T-wave abnormalities are common electrocardiographic occurrences in patients with non-ST-segment elevation acute coronary syndromes. Although these abnormalities are considered relatively benign, physicians use them to guide therapies. The study objective was to examine the prognostic predictive information of T-wave abnormalities in the setting of unstable coronary artery disease. The T-wave abnormality criterion was based on a new set of normal T-wave amplitude limits differentiated by gender, age, electrocardiographic lead, and QRS axis. Four hundred sixty-eight patients suspected of an acute ischemic incident and considered ineligible for reperfusion therapy were included. Thirteen categories of T-wave abnormalities were tested prospectively. The primary 30-day end point was the combination of refractory angina, myocardial infarction, or death. Quantitative T-wave analysis in an electrocardiographic core laboratory revealed 6 of 13 prespecified categories of T-wave abnormalities that were significantly associated with an adverse outcome. T-wave abnormalities had no prognostic value when ST-segment depression was also present, but this occurred in only 7.9% of patients. T-wave abnormalities as the sole manifestation of ischemia were common (74.4%). Patients with abnormal T waves in > or =1 of 6 selected abnormality categories (70.3%) had a significantly higher risk of death, acute myocardial infarction, and refractory angina (11% vs 3%; p = 0.018). Thus, T-wave abnormalities in patients presenting with non-ST-segment elevation acute coronary syndromes are common and should not automatically be regarded as benign phenomena. Quantitative T- wave analysis provides optimal risk stratification.

Full Text

Cited Authors

  • Jacobsen, MD; Wagner, GS; Holmvang, L; Macfarlane, PW; Näslund, U; Grande, P; Clemmensen, P

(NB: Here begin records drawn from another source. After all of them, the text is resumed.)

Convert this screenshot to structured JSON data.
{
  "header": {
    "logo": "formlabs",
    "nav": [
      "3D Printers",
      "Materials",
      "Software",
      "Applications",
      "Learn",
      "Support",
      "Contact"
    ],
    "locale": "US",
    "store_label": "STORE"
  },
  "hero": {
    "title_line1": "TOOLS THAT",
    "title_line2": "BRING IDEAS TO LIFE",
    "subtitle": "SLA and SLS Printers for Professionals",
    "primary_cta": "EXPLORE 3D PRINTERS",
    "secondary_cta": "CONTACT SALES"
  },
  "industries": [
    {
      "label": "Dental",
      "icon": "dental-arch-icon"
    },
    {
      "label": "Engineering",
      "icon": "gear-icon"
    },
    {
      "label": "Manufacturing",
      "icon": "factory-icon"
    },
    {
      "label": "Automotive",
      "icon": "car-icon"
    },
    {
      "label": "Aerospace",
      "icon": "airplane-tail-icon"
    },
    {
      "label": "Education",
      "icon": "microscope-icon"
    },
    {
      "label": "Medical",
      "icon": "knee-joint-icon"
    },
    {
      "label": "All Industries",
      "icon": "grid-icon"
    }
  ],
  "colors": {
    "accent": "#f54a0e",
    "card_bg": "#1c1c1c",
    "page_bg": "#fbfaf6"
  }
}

Published Date

  • December 2001

Published In

Volume / Issue

  • 88 / 11

Start / End Page

  • 1225 - 1229

PubMed ID

  • 11728347

Pubmed Central ID

  • 11728347

Electronic International Standard Serial Number (EISSN)

  • 1879-1913

International Standard Serial Number (ISSN)

  • 0002-9149

Digital Object Identifier (DOI)

  • 10.1016/s0002-9149(01)02081-1


  • eng